The sensation of groove has been defined as the pleasurable desire to move to music, suggesting that both motor timing and reward processes are involved in this experience. Although many studies have investigated rhythmic timing and musical reward separately, none have examined whether the associated cortical and subcortical networks are engaged while participants listen to groove-based music. In the current study, musicians and non-musicians listened to and rated experimentally controlled groove-based stimuli while undergoing functional magnetic resonance imaging. Medium complexity rhythms elicited higher ratings of pleasure and wanting to move and were associated with activity in regions linked to beat perception and reward, as well as prefrontal and parietal regions implicated in generating and updating stimuli-based expectations. Activity in basal ganglia regions of interest, including the nucleus accumbens, caudate and putamen, was associated with ratings of pleasure and wanting to move, supporting their important role in the sensation of groove. We propose a model in which different cortico-striatal circuits interact to support the mechanisms underlying groove, including internal generation of the beat, beat-based expectations, and expectation-based affect. These results show that the sensation of groove is supported by motor and reward networks in the brain and, along with our proposed model, suggest that the basal ganglia are crucial nodes in networks that interact to generate this powerful response to music.
In NeuroImage, 2020

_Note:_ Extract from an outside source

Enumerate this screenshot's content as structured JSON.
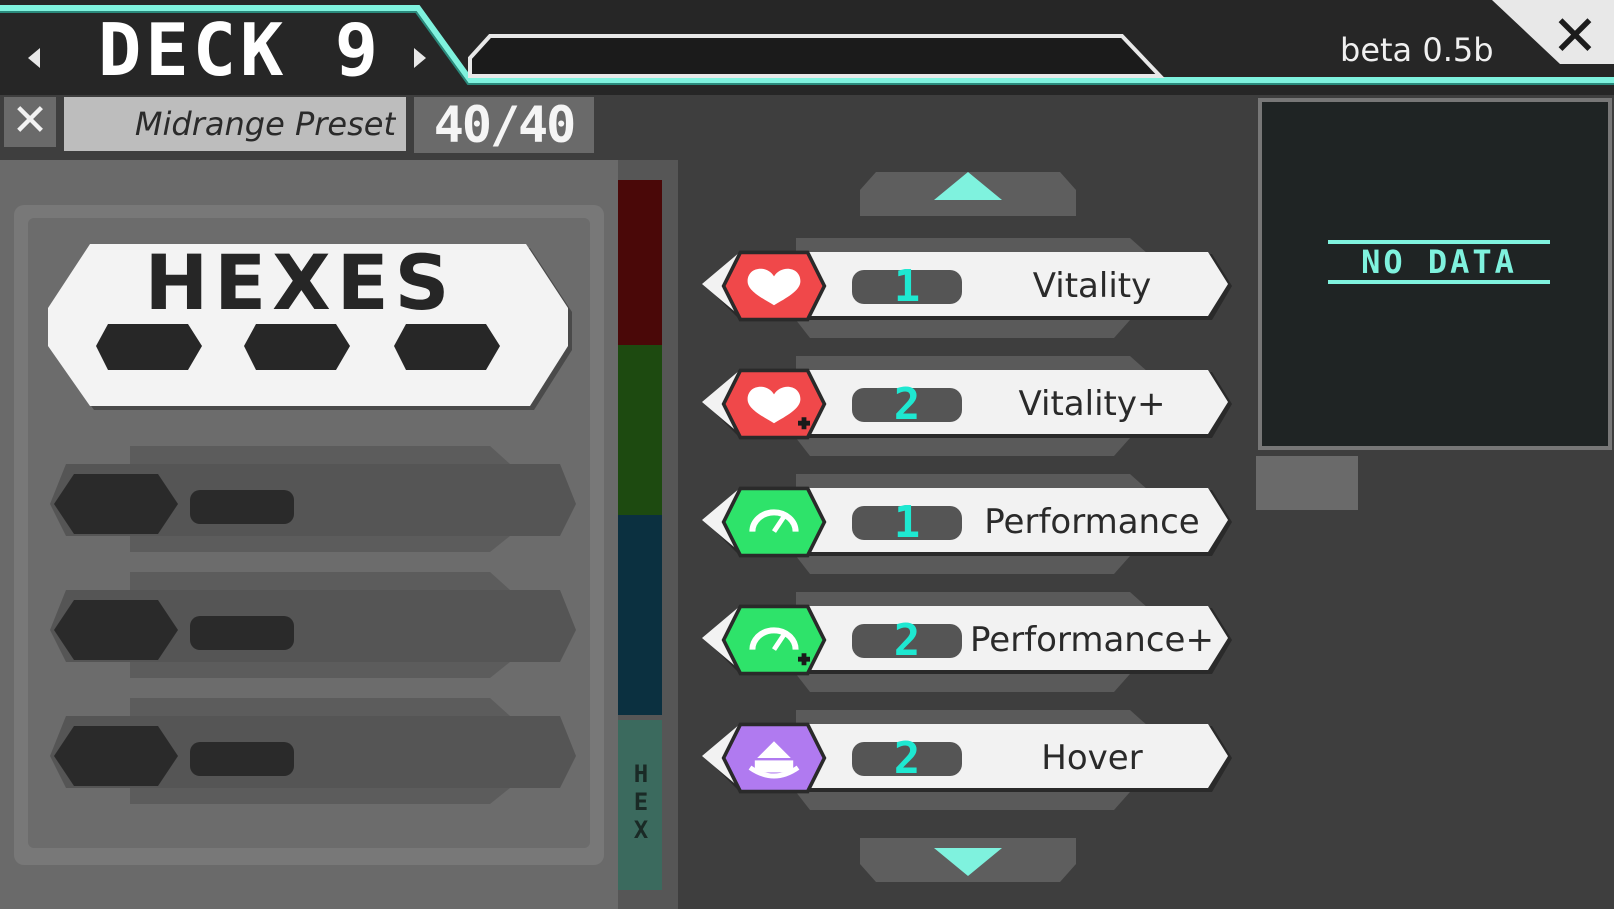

The pleasurable desire to move to a beat is known as groove and is partly explained by rhythmic syncopation. While many contemporary groove-directed genres originated in the African diaspora, groove music psychology has almost exclusively studied European or North American listeners. While cross-cultural approaches can help us understand how different populations respond to music, comparing African and Western musical behaviors has historically tended to rely on stereotypes. Here we report on two studies in which sensorimotor and groove responses to syncopation were measured in university students and staff from Cape Coast, Ghana and Williamstown, MA, United States. In our experimental designs and interpretations, we show sensitivity towards the ethical implications of doing cross-cultural research in an African context. The Ghanaian group showed greater synchronization precision than Americans during monophonic syncopated patterns, but this was not reflected in synchronization accuracy. There was no significant group difference in the pleasurable desire to move. Our results have implications for how we understand the relationship between exposure and synchronization, and how we define syncopation in cultural and musical contexts. We hope our critical approach to cross-cultural comparison contributes to developing music psychology into a more inclusive and culturally grounded field.
In Music Percept, 2020

In this chapter, the embodied consciousness of clubbing and raving is considered through the theory of extended mind, according to which the mind is a distributed system where brain, body, and environment play equal parts. Building on the idea of music as affective atmosphere, a case is made for considering the vibe of a dance party as cognitively, socially, and affectively distributed. The chapter suggests that participating in the vibe affords primary musical consciousness—a kind of pre-reflexive state characterized by affective and bodily knowledge—and speculates about the neural correlates of clubbing and raving by means of an analogy with brain research on psychedelic states.
In Music and Consciousness II, 2019

Live Coding

New SoundCloud

Bad Circulation (our new name!) now has a SoundCloud

VR Algorave at Network Music Festival

Live coding performance at Network Music Festival VR Algorave, July 2020

Eulerroom Equinox Live Stream

Live coding performance for the Eulerroom Equinox Live Stream, March 2020

Coventry Algorave

Live coding performance at the Coventry Algorave July 2019

ICLC Algorave Limerick

Live coding performance at the International Conference for Live Coding (ICLC) Algorave, in Limerick, Ireland, 2020


  • m.a.g.witek at
  • Room 106, Ashley Building, School of Languages, Cultures, Art History and Music, University of Birmingham, Edgbaston, B15 2TT, Birmingham, UK
  • email for appointment